“But she had decided to gift 2000 Life Tubes to the Temuka community. She ordered them and within four weeks of getting sick she passed away before the Life Tubes arrived.”

Before her health deteriorated, Mrs Conway had asked Mrs McLachlan if she would help with the Life Tubes and asked for a special note from her to be included in them.

Vital…Sandy McLachlan says Life Tubes can be a huge help for paramedics. PHOTO: CHRIS TOBIN

Mrs McLachlan said the Life Tubes were hugely helpful for ambulance personnel when they arrived at a home where someone was alone and had been taken ill. The paramedics could look at the fridge and if there was a Life Tube sticker on it, they know vital information could be accessed.

“I’m ex-ambulance; for someone like a diabetic it can be life-saving,” Mrs McLachlan said.

“It’s a living document as well, so it can be updated.”

Once she took delivery of the 2000 Life Tubes, Mrs McLachlan arranged for residents at Wallingford to open 1000 containers and slip Sue Conway’s note inside.

“They got a lot of pleasure out of doing it.”

Community organisations assisted with the other 1000 and now the Life Tubes have been distributed around the town.

“Sue would be stoked.
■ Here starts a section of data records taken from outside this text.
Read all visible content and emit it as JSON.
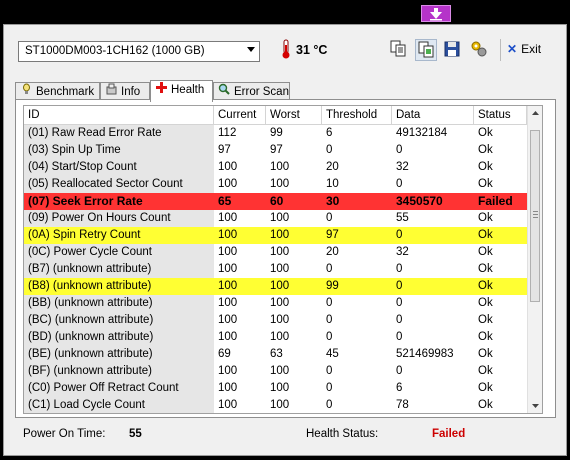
{
  "toolbar": {
    "drive": "ST1000DM003-1CH162 (1000 GB)",
    "temperature": "31 °C",
    "exit_label": "Exit"
  },
  "tabs": [
    {
      "label": "Benchmark",
      "icon": "benchmark-icon",
      "active": false
    },
    {
      "label": "Info",
      "icon": "info-icon",
      "active": false
    },
    {
      "label": "Health",
      "icon": "health-cross-icon",
      "active": true
    },
    {
      "label": "Error Scan",
      "icon": "magnifier-icon",
      "active": false
    }
  ],
  "table": {
    "columns": [
      "ID",
      "Current",
      "Worst",
      "Threshold",
      "Data",
      "Status"
    ],
    "rows": [
      {
        "id": "(01) Raw Read Error Rate",
        "current": "112",
        "worst": "99",
        "threshold": "6",
        "data": "49132184",
        "status": "Ok",
        "state": "normal"
      },
      {
        "id": "(03) Spin Up Time",
        "current": "97",
        "worst": "97",
        "threshold": "0",
        "data": "0",
        "status": "Ok",
        "state": "normal"
      },
      {
        "id": "(04) Start/Stop Count",
        "current": "100",
        "worst": "100",
        "threshold": "20",
        "data": "32",
        "status": "Ok",
        "state": "normal"
      },
      {
        "id": "(05) Reallocated Sector Count",
        "current": "100",
        "worst": "100",
        "threshold": "10",
        "data": "0",
        "status": "Ok",
        "state": "normal"
      },
      {
        "id": "(07) Seek Error Rate",
        "current": "65",
        "worst": "60",
        "threshold": "30",
        "data": "3450570",
        "status": "Failed",
        "state": "failed"
      },
      {
        "id": "(09) Power On Hours Count",
        "current": "100",
        "worst": "100",
        "threshold": "0",
        "data": "55",
        "status": "Ok",
        "state": "normal"
      },
      {
        "id": "(0A) Spin Retry Count",
        "current": "100",
        "worst": "100",
        "threshold": "97",
        "data": "0",
        "status": "Ok",
        "state": "warning"
      },
      {
        "id": "(0C) Power Cycle Count",
        "current": "100",
        "worst": "100",
        "threshold": "20",
        "data": "32",
        "status": "Ok",
        "state": "normal"
      },
      {
        "id": "(B7) (unknown attribute)",
        "current": "100",
        "worst": "100",
        "threshold": "0",
        "data": "0",
        "status": "Ok",
        "state": "normal"
      },
      {
        "id": "(B8) (unknown attribute)",
        "current": "100",
        "worst": "100",
        "threshold": "99",
        "data": "0",
        "status": "Ok",
        "state": "warning"
      },
      {
        "id": "(BB) (unknown attribute)",
        "current": "100",
        "worst": "100",
        "threshold": "0",
        "data": "0",
        "status": "Ok",
        "state": "normal"
      },
      {
        "id": "(BC) (unknown attribute)",
        "current": "100",
        "worst": "100",
        "threshold": "0",
        "data": "0",
        "status": "Ok",
        "state": "normal"
      },
      {
        "id": "(BD) (unknown attribute)",
        "current": "100",
        "worst": "100",
        "threshold": "0",
        "data": "0",
        "status": "Ok",
        "state": "normal"
      },
      {
        "id": "(BE) (unknown attribute)",
        "current": "69",
        "worst": "63",
        "threshold": "45",
        "data": "521469983",
        "status": "Ok",
        "state": "normal"
      },
      {
        "id": "(BF) (unknown attribute)",
        "current": "100",
        "worst": "100",
        "threshold": "0",
        "data": "0",
        "status": "Ok",
        "state": "normal"
      },
      {
        "id": "(C0) Power Off Retract Count",
        "current": "100",
        "worst": "100",
        "threshold": "0",
        "data": "6",
        "status": "Ok",
        "state": "normal"
      },
      {
        "id": "(C1) Load Cycle Count",
        "current": "100",
        "worst": "100",
        "threshold": "0",
        "data": "78",
        "status": "Ok",
        "state": "normal"
      }
    ]
  },
  "status_bar": {
    "power_on_label": "Power On Time:",
    "power_on_value": "55",
    "health_label": "Health Status:",
    "health_value": "Failed"
  },
  "colors": {
    "failed_row": "#ff3333",
    "warning_row": "#ffff33",
    "health_failed_text": "#cc0000",
    "temperature_icon": "#d40000"
  }
}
The ironic thing was she passed away at home and didn’t have a Life Tube herself but we had a lot of information that had been written down,” Mrs McLachlan said.

Big win . . . Hospice South Canterbury general manager Peter O’Neill and raffle winner Sue Conway with her $10,000 cheque.

Sue Conway featured in the pages of The Courier last April after she won a $10,000 raffle as part of Rock and Hop.

“Every time I buy a raffle ticket, it’s a donation, so to win such a big prize was fantastic,” she said.

Just over a month later she died.